* MATERIAL SHOWN
::::::::::
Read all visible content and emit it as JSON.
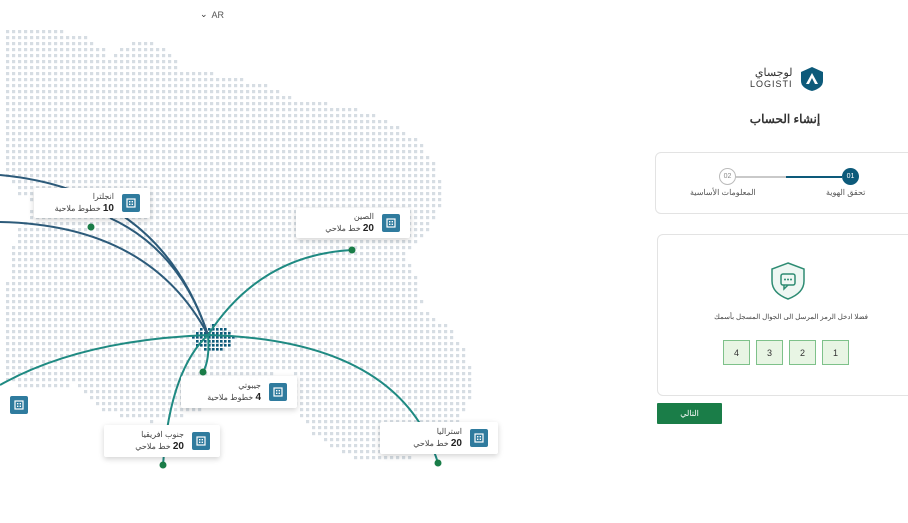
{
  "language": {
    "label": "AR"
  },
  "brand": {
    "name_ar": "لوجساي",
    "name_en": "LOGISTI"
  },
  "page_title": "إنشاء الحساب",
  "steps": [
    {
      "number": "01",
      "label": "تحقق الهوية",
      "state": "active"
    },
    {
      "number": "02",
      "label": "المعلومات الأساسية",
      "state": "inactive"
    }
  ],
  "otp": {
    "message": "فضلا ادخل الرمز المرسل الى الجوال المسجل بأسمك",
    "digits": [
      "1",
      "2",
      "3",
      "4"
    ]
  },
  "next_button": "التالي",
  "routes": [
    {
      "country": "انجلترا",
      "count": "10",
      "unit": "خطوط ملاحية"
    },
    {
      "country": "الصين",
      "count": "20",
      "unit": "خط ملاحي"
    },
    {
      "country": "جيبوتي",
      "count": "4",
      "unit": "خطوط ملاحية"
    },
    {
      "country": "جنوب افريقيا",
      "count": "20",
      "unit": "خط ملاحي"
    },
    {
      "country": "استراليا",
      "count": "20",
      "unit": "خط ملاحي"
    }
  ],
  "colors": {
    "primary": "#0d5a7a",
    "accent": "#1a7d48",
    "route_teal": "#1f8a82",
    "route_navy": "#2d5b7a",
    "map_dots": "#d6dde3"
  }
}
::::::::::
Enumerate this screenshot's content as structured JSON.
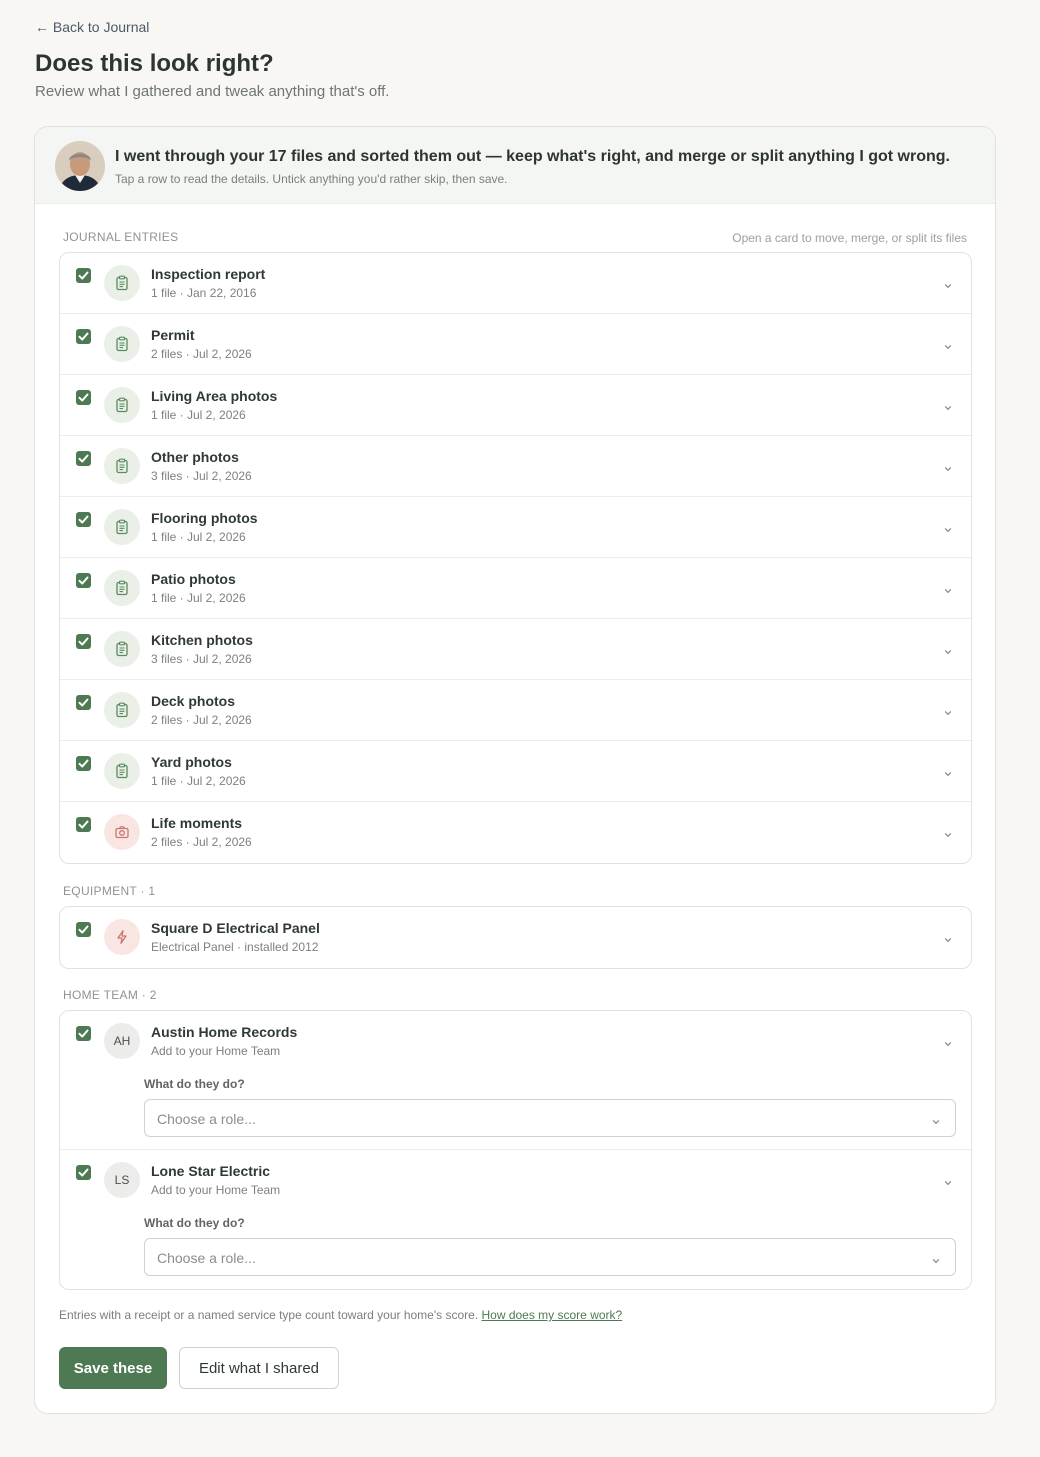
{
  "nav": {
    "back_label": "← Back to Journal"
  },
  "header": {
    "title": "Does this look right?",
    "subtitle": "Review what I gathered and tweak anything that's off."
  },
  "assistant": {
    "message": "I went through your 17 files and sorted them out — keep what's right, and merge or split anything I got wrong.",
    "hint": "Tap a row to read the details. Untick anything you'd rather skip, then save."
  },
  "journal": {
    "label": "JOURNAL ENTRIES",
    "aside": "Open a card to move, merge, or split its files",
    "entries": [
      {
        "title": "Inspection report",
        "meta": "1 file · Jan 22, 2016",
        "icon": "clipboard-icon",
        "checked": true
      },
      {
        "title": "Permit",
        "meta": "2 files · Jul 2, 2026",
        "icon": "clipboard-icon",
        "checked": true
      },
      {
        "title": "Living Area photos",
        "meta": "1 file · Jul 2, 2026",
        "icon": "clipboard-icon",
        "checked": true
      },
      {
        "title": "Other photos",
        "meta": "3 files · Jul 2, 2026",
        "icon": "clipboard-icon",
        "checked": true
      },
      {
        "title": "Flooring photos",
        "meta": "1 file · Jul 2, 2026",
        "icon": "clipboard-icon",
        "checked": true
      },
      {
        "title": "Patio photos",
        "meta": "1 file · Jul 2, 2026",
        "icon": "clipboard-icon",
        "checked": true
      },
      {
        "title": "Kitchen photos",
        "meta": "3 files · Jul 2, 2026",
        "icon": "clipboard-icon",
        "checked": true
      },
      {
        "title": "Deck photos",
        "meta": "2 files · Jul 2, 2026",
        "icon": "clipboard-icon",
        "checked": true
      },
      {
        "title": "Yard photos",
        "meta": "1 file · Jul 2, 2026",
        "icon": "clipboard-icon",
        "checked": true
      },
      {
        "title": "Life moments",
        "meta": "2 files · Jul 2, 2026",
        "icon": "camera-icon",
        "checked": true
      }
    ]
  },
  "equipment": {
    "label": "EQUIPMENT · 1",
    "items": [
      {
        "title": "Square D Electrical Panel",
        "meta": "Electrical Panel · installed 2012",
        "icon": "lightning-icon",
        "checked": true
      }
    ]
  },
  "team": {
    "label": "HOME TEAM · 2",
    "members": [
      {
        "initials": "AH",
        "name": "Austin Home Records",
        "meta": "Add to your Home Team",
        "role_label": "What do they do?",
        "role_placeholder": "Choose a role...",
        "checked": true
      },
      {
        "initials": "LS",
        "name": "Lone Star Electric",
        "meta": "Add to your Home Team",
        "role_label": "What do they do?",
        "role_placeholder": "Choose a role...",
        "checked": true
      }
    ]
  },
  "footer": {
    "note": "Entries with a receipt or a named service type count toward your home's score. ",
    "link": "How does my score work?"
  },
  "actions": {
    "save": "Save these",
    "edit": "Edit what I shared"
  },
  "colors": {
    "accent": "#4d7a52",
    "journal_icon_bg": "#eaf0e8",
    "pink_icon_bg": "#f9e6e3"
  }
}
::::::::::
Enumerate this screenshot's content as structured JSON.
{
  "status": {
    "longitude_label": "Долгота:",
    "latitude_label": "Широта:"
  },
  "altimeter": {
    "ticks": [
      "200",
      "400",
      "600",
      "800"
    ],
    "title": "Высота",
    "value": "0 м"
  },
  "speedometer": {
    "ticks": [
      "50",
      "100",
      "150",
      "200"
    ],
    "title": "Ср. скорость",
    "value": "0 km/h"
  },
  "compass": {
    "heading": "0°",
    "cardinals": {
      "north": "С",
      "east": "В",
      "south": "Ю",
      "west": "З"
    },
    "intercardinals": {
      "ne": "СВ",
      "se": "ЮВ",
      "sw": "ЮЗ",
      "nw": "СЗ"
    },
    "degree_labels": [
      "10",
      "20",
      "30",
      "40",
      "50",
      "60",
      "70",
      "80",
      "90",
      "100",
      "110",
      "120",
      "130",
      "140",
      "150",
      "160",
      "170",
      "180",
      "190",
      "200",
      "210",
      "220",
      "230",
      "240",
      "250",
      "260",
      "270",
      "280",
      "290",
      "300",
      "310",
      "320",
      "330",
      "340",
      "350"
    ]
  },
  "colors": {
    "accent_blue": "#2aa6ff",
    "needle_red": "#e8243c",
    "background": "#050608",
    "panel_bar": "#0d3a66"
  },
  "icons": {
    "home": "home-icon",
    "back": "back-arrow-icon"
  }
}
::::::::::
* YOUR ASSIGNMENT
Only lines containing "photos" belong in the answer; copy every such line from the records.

* ANSWER SECTION
        "title": "Living Area photos",
        "title": "Other photos",
        "title": "Flooring photos",
        "title": "Patio photos",
        "title": "Kitchen photos",
        "title": "Deck photos",
        "title": "Yard photos",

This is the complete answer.